HI340 - The Vietnam War: Primary Sources

Find Books & Ebooks

Tips on Searching for Published Primary Sources

Subject headings are standardized phrases (or, "controlled vocabularies" in more technical terms) that are assigned to every book, e-book, and journal article in a library's collection. Although they may seem a little intimidating at first, using subject headings when you search for the best source materials on a given topic can end up saving you a lot of time! Try clicking on the subject headings listed below to get a sense of how they work. When you feel ready, consider using them yourself in future research by copying and pasting them into the library's catalog!

Additionally, if you find a great book or e-book in the library's catalog, click on the "Description" tab in the book's record and scroll to the list of "Subjects." Try clicking on the most relevant subject heading you see to find other great books!

 

Primary Sources in the Norwich Archives

The Norwich University Archives, located on the 5th floor of the Kreitzberg Library, houses a non-circulating collection of primary sources that document the history of Norwich and the accomplishments of its alumni, faculty, staff, and other people associated with the university.

Our reading room is open to the public from 12:00 to 4:00 Monday through Friday or by appointment at other times. Feel free to call, email, or stop by and ask about how our collections can support your research!

Freely-Available Archival Databases

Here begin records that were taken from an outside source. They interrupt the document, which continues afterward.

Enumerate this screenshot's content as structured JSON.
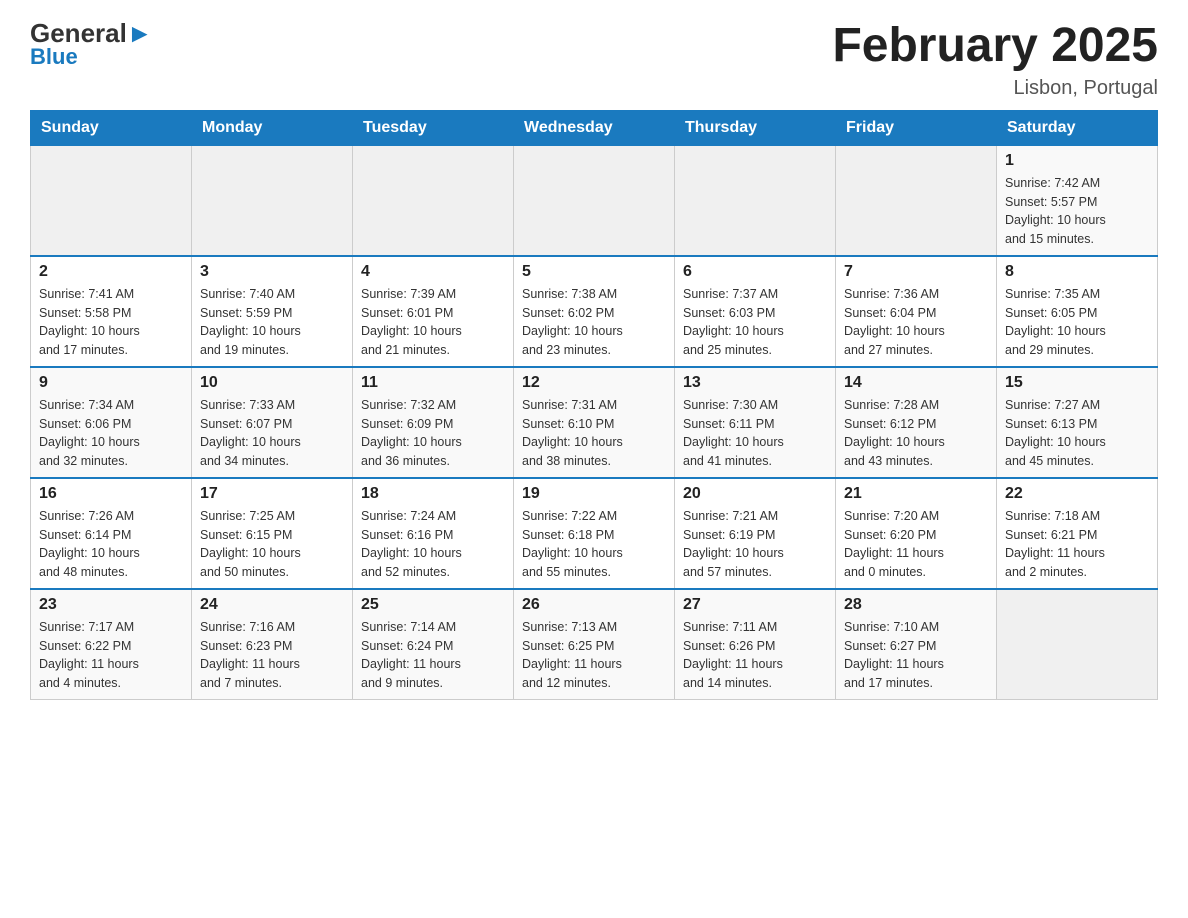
{
  "header": {
    "logo_general": "General",
    "logo_blue": "Blue",
    "title": "February 2025",
    "subtitle": "Lisbon, Portugal"
  },
  "days_of_week": [
    "Sunday",
    "Monday",
    "Tuesday",
    "Wednesday",
    "Thursday",
    "Friday",
    "Saturday"
  ],
  "weeks": [
    {
      "days": [
        {
          "num": "",
          "info": ""
        },
        {
          "num": "",
          "info": ""
        },
        {
          "num": "",
          "info": ""
        },
        {
          "num": "",
          "info": ""
        },
        {
          "num": "",
          "info": ""
        },
        {
          "num": "",
          "info": ""
        },
        {
          "num": "1",
          "info": "Sunrise: 7:42 AM\nSunset: 5:57 PM\nDaylight: 10 hours\nand 15 minutes."
        }
      ]
    },
    {
      "days": [
        {
          "num": "2",
          "info": "Sunrise: 7:41 AM\nSunset: 5:58 PM\nDaylight: 10 hours\nand 17 minutes."
        },
        {
          "num": "3",
          "info": "Sunrise: 7:40 AM\nSunset: 5:59 PM\nDaylight: 10 hours\nand 19 minutes."
        },
        {
          "num": "4",
          "info": "Sunrise: 7:39 AM\nSunset: 6:01 PM\nDaylight: 10 hours\nand 21 minutes."
        },
        {
          "num": "5",
          "info": "Sunrise: 7:38 AM\nSunset: 6:02 PM\nDaylight: 10 hours\nand 23 minutes."
        },
        {
          "num": "6",
          "info": "Sunrise: 7:37 AM\nSunset: 6:03 PM\nDaylight: 10 hours\nand 25 minutes."
        },
        {
          "num": "7",
          "info": "Sunrise: 7:36 AM\nSunset: 6:04 PM\nDaylight: 10 hours\nand 27 minutes."
        },
        {
          "num": "8",
          "info": "Sunrise: 7:35 AM\nSunset: 6:05 PM\nDaylight: 10 hours\nand 29 minutes."
        }
      ]
    },
    {
      "days": [
        {
          "num": "9",
          "info": "Sunrise: 7:34 AM\nSunset: 6:06 PM\nDaylight: 10 hours\nand 32 minutes."
        },
        {
          "num": "10",
          "info": "Sunrise: 7:33 AM\nSunset: 6:07 PM\nDaylight: 10 hours\nand 34 minutes."
        },
        {
          "num": "11",
          "info": "Sunrise: 7:32 AM\nSunset: 6:09 PM\nDaylight: 10 hours\nand 36 minutes."
        },
        {
          "num": "12",
          "info": "Sunrise: 7:31 AM\nSunset: 6:10 PM\nDaylight: 10 hours\nand 38 minutes."
        },
        {
          "num": "13",
          "info": "Sunrise: 7:30 AM\nSunset: 6:11 PM\nDaylight: 10 hours\nand 41 minutes."
        },
        {
          "num": "14",
          "info": "Sunrise: 7:28 AM\nSunset: 6:12 PM\nDaylight: 10 hours\nand 43 minutes."
        },
        {
          "num": "15",
          "info": "Sunrise: 7:27 AM\nSunset: 6:13 PM\nDaylight: 10 hours\nand 45 minutes."
        }
      ]
    },
    {
      "days": [
        {
          "num": "16",
          "info": "Sunrise: 7:26 AM\nSunset: 6:14 PM\nDaylight: 10 hours\nand 48 minutes."
        },
        {
          "num": "17",
          "info": "Sunrise: 7:25 AM\nSunset: 6:15 PM\nDaylight: 10 hours\nand 50 minutes."
        },
        {
          "num": "18",
          "info": "Sunrise: 7:24 AM\nSunset: 6:16 PM\nDaylight: 10 hours\nand 52 minutes."
        },
        {
          "num": "19",
          "info": "Sunrise: 7:22 AM\nSunset: 6:18 PM\nDaylight: 10 hours\nand 55 minutes."
        },
        {
          "num": "20",
          "info": "Sunrise: 7:21 AM\nSunset: 6:19 PM\nDaylight: 10 hours\nand 57 minutes."
        },
        {
          "num": "21",
          "info": "Sunrise: 7:20 AM\nSunset: 6:20 PM\nDaylight: 11 hours\nand 0 minutes."
        },
        {
          "num": "22",
          "info": "Sunrise: 7:18 AM\nSunset: 6:21 PM\nDaylight: 11 hours\nand 2 minutes."
        }
      ]
    },
    {
      "days": [
        {
          "num": "23",
          "info": "Sunrise: 7:17 AM\nSunset: 6:22 PM\nDaylight: 11 hours\nand 4 minutes."
        },
        {
          "num": "24",
          "info": "Sunrise: 7:16 AM\nSunset: 6:23 PM\nDaylight: 11 hours\nand 7 minutes."
        },
        {
          "num": "25",
          "info": "Sunrise: 7:14 AM\nSunset: 6:24 PM\nDaylight: 11 hours\nand 9 minutes."
        },
        {
          "num": "26",
          "info": "Sunrise: 7:13 AM\nSunset: 6:25 PM\nDaylight: 11 hours\nand 12 minutes."
        },
        {
          "num": "27",
          "info": "Sunrise: 7:11 AM\nSunset: 6:26 PM\nDaylight: 11 hours\nand 14 minutes."
        },
        {
          "num": "28",
          "info": "Sunrise: 7:10 AM\nSunset: 6:27 PM\nDaylight: 11 hours\nand 17 minutes."
        },
        {
          "num": "",
          "info": ""
        }
      ]
    }
  ]
}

Evaluating Primary Sources

A primary source can tell you a lot about a specific event, person, or period but they must still be checked for relevance and legitimacy.

Consider what your sources reveal and what they don't

  • Purpose and motives of the author
    • Why do you think the author wrote this?
    • Who is the author and what might be his/her place in society?
    • What evidence in the source tells you this?
  • Argument and strategy used to achieve these goals
    • What kind of case is the author trying to make?
    • Is the author credible? Why?
    • Who was the intended audience at the time this was created? Was it meant to be public or private? If so, whom was it meant for? For example, a letter to from a soldier to a mother or wife might mask the atrocities of war. How might the content differ if he wrote to a father or brother instead?
  • Presuppositions and values (both in the text, and our own)
    • What presumptions and preconceptions do you (as a reader) bring to this text? For example, are there parts that you find objectionable, racist, sexist, but readers of that time period might have found acceptable?
    • How might the difference between our modern values and those of the author influence the way you understand the text?
  • Epistemology
    • What does this text tell you without outright telling you?
    • How might this text support an argument you've found in a secondary source?
  • Relate your source to other texts
    • What patterns/ideas regularly appear throughout your sources?
    • What major differences appear in them?
    • Can these be supported by other primary or secondary sources?